Guide to Paediatric Lower Limb Strengthening

A Podiatrist’s treatment plan frequently focuses on lower limb strengthening to help either rehabilitate or prevent an injury, particularly the case with our active kids.

During times where their bodies are rapidly changing, larger demands are often placed on the softer tissue structures (i.e. muscles, ligaments & tendons) which can be reason for a consultation with the Podiatry Sports & Spinal team.


Working down the lower limb, typical pain or fatigue complaints with our paediatric patients include:

  • Calf complex (gastrocnemius & soleus)
  • Peroneal and lateral stabilising muscles
  • Tibialis posterior muscles
  • Muscles beneath the medial longitudinal arch (foot intrinsics)

The beginning of school is a great time for kids to be active and get stronger through their legs! Below are four beginner exercises you can do at home with next to no equipment, and a few little pointers:

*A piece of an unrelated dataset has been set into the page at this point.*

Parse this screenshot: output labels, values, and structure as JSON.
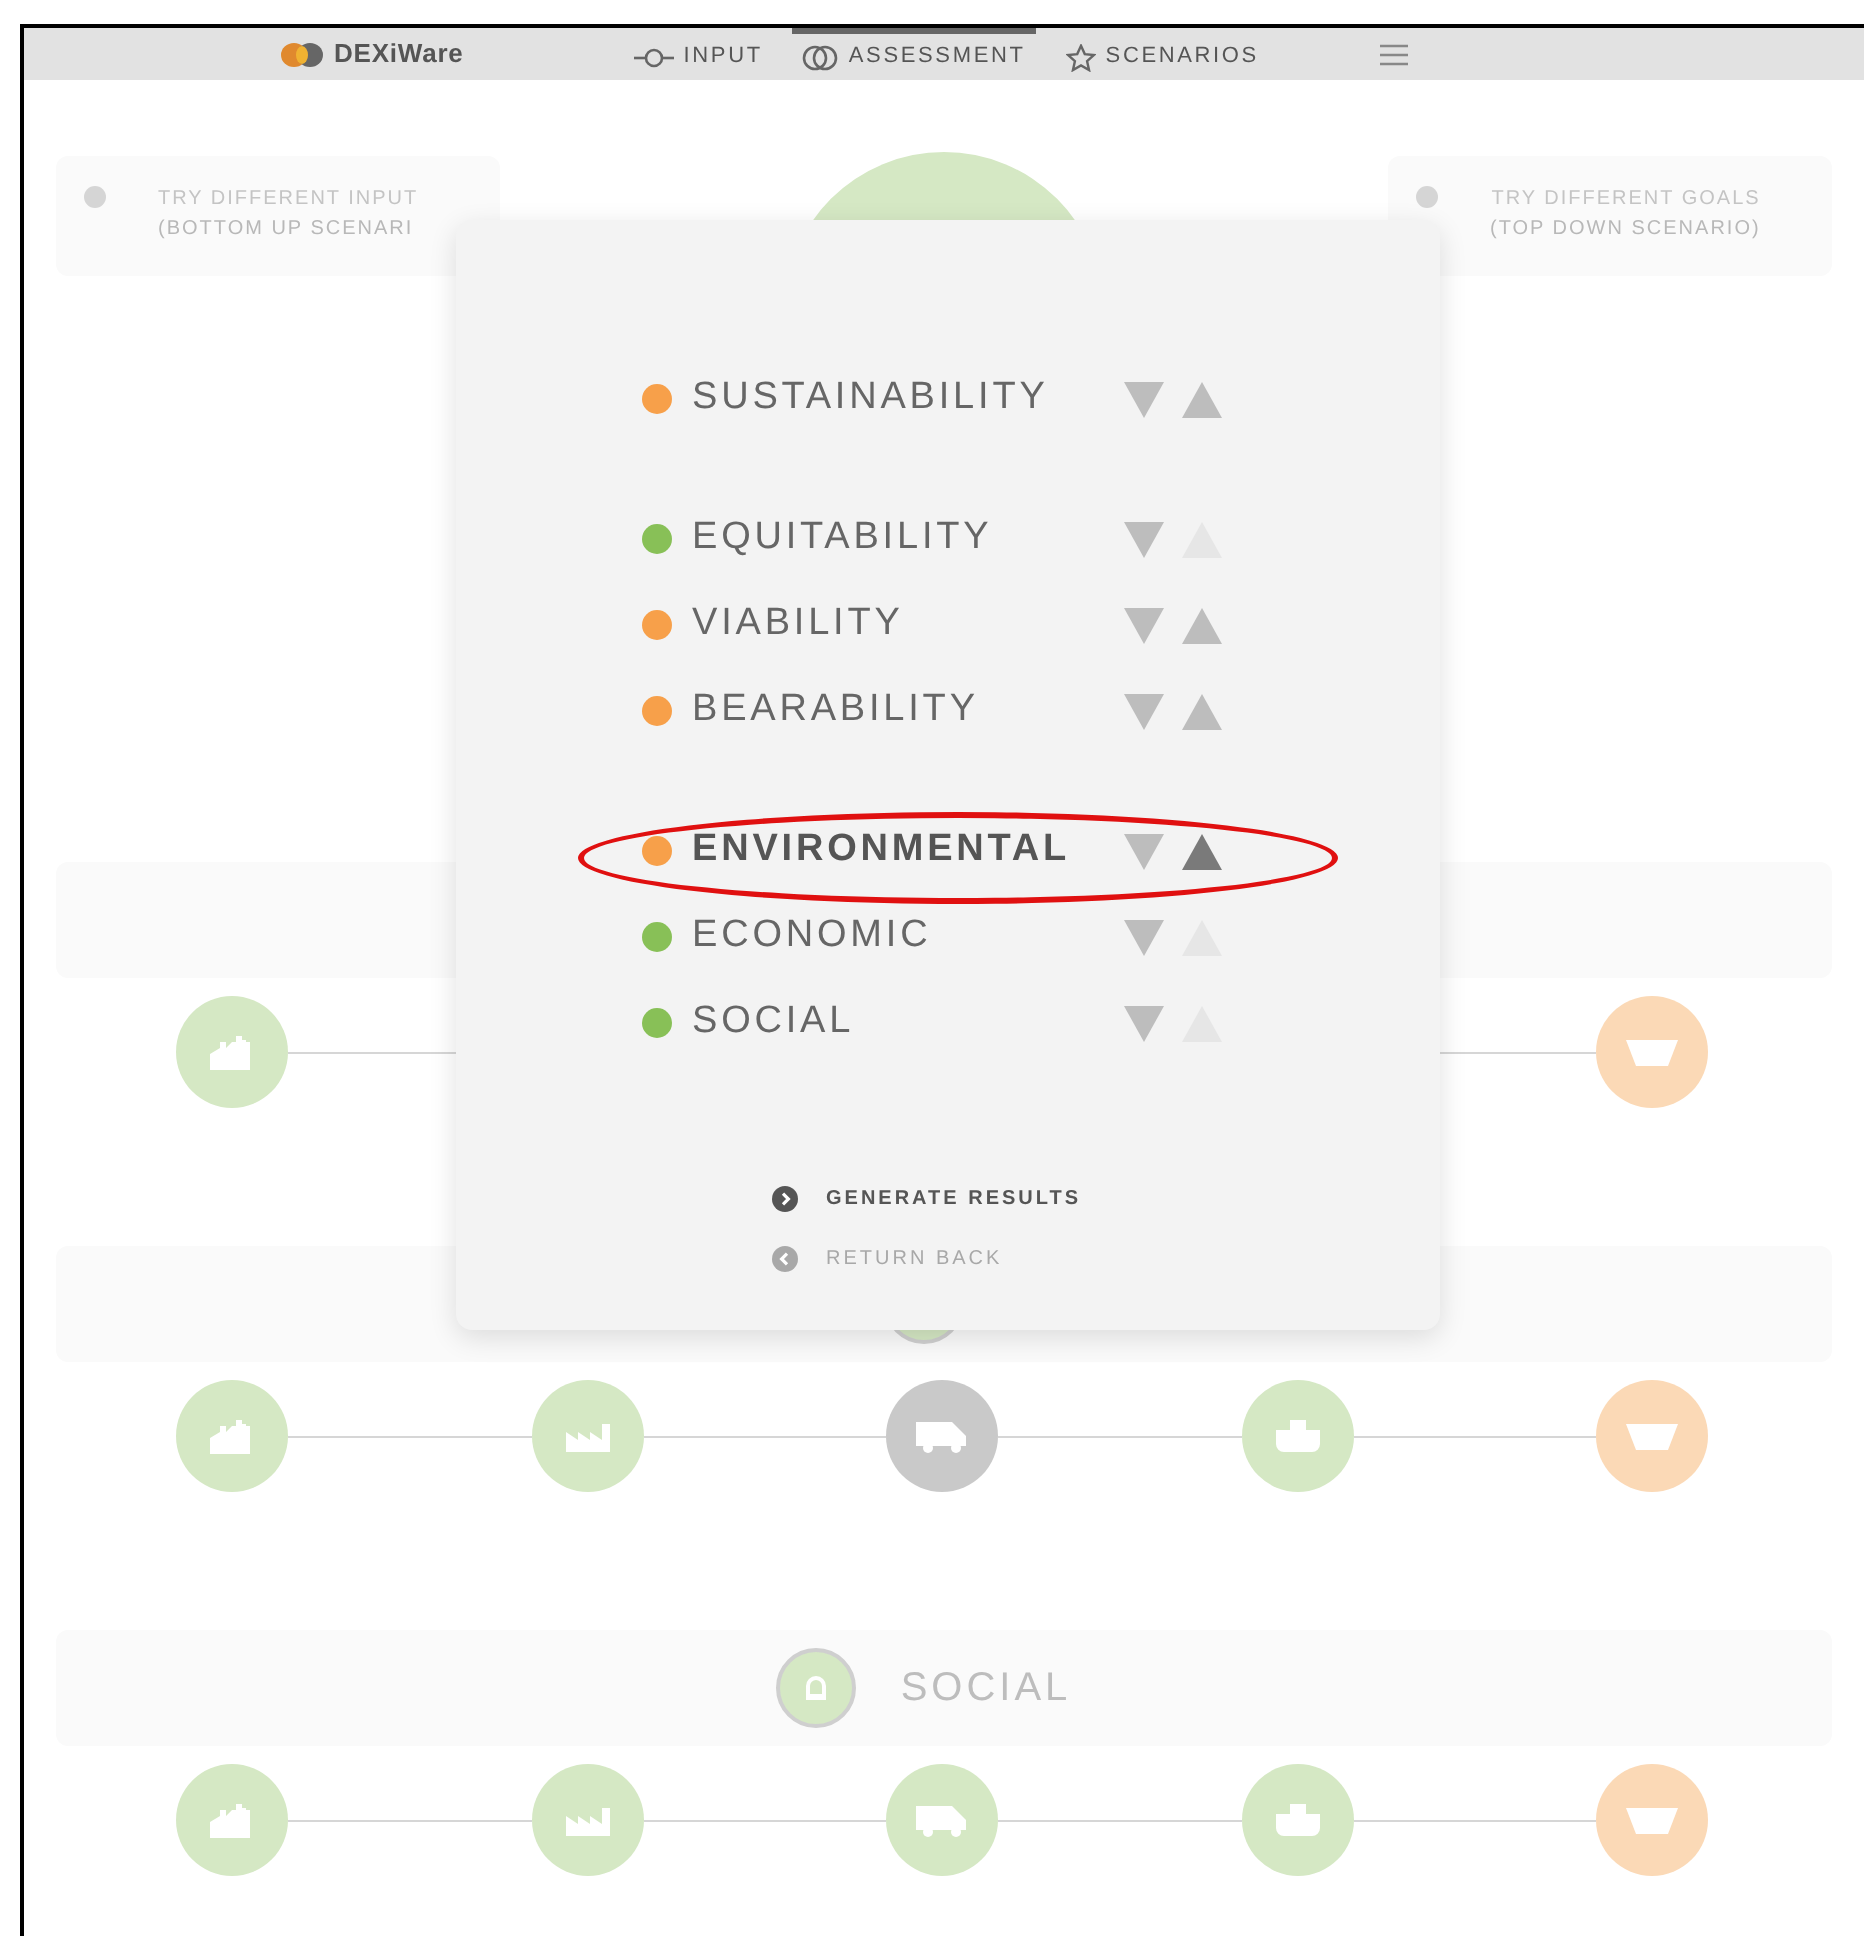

Calf Raises (3 sets of 8 reps) – done either single (harder) or double leg (easier)

  1. With even weight on one/both feet, stand within touching distance of a wall for balance
  2. Using a controlled tempo, rise up with even pressure across the forefoot
  3. After a small hold, lower the heel back down just off the floor and repeat this process for the required number of reps

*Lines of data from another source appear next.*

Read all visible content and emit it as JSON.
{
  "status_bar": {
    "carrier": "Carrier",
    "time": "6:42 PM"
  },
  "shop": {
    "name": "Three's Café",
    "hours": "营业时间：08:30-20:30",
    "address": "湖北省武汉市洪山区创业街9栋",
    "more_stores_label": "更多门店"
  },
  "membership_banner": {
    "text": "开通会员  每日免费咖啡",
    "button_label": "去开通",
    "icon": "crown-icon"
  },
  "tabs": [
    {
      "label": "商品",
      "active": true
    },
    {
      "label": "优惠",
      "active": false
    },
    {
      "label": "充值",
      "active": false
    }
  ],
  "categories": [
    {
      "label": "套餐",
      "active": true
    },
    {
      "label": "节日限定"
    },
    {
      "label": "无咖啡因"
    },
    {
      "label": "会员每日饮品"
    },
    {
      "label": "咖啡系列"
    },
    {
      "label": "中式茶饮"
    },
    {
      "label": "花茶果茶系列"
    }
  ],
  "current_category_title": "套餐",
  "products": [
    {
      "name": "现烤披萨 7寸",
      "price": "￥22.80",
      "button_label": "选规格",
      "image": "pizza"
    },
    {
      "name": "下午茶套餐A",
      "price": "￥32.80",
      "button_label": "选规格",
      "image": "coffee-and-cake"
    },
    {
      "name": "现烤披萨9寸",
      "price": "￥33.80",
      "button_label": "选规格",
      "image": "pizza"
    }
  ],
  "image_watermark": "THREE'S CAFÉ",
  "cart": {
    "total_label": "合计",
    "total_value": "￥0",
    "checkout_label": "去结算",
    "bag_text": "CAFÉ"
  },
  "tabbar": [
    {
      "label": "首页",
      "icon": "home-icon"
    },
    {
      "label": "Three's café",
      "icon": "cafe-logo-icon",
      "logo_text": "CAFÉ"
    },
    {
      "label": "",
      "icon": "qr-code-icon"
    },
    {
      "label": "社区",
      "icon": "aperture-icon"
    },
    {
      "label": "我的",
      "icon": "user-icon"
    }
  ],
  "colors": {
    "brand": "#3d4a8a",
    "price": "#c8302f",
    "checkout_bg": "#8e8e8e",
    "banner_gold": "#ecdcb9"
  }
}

There are a few important tips with technique on this exercise:

  • Start by slightly loading the outside of the foot before each repetition (but not excessive roll out)
  • Use slight knee bend, preventing hyperextension through the exercises & favourably loading soleus & foot intrinsics
  • Use only finger-tip pressure on a wall for balance, stopping too much forward lean
  • Focus pressure at the top on being through the front of the foot (big toe & associated joint

Walking variations (2 lengths each)

Set out a hallway or space about 10 metres long that is free from obstacles. With 4 different conditions, do each variation up & back using only:

  • Heels touching the floor
  • Forefoot touching the floor
  • Inside edge of the feet touching the floor
  • Outside edge of the feet touching the floor

Marble/Toy Pick-Ups

Using a set of marbles & container or small toys & their box, the idea is to place each toy back in their container using only our feet. The smaller the toy, the better!

  1. Calf Stretching (3 sets of 30-45 second holds)
  2. Stand within touching distance of a wall with shoulders, hips and feet square to the wall
  3. Take a step back with one foot, keeping both feet facing forward
  4. Push forward through the hips, stretching the back leg
  5. Hold this position and change legs & repeat

There are a few important tips with technique on this exercise:

  • Both feet & hips facing towards the wall through the stretch
  • Pushing forward with the hips rather than leaning forward through the upper body
  • Bending the back knee & shortening the stride provides a deeper stretch (favourably stretching soleus)



Written By Sports and Spinal Podiatrist, Dylan McDonald

Dylan graduated from the Queensland University of Technology as a Podiatrist, following earlier studies in Exercise and Nutrition Science (Hons.) at the University of Queensland. He continually expands on his knowledge and skills to keep up-to-date with the developing science behind lower limb conditions and injuries.

Whilst Dylan has a special interest in sports and biomechanical podiatry (including paediatric patients), he has experience treating all aspects of general lower limb and foot care. Dylan utilises biomechanical assessments, gait/movement analysis, orthotic therapy, footwear assessment and recommendations, dry needling and general/diabetic screenings to get the best outcomes for his clients. He has a unique skillset in foot mobilisation and manipulation which has formed part of his continuing clinical expertise.

He has a unique skillset in foot mobilisation and manipulation which has formed part of his continuing clinical expertise.

Dylan is available for Podiatry appointments at our St LuciaWoolloongabba and Springfield locations.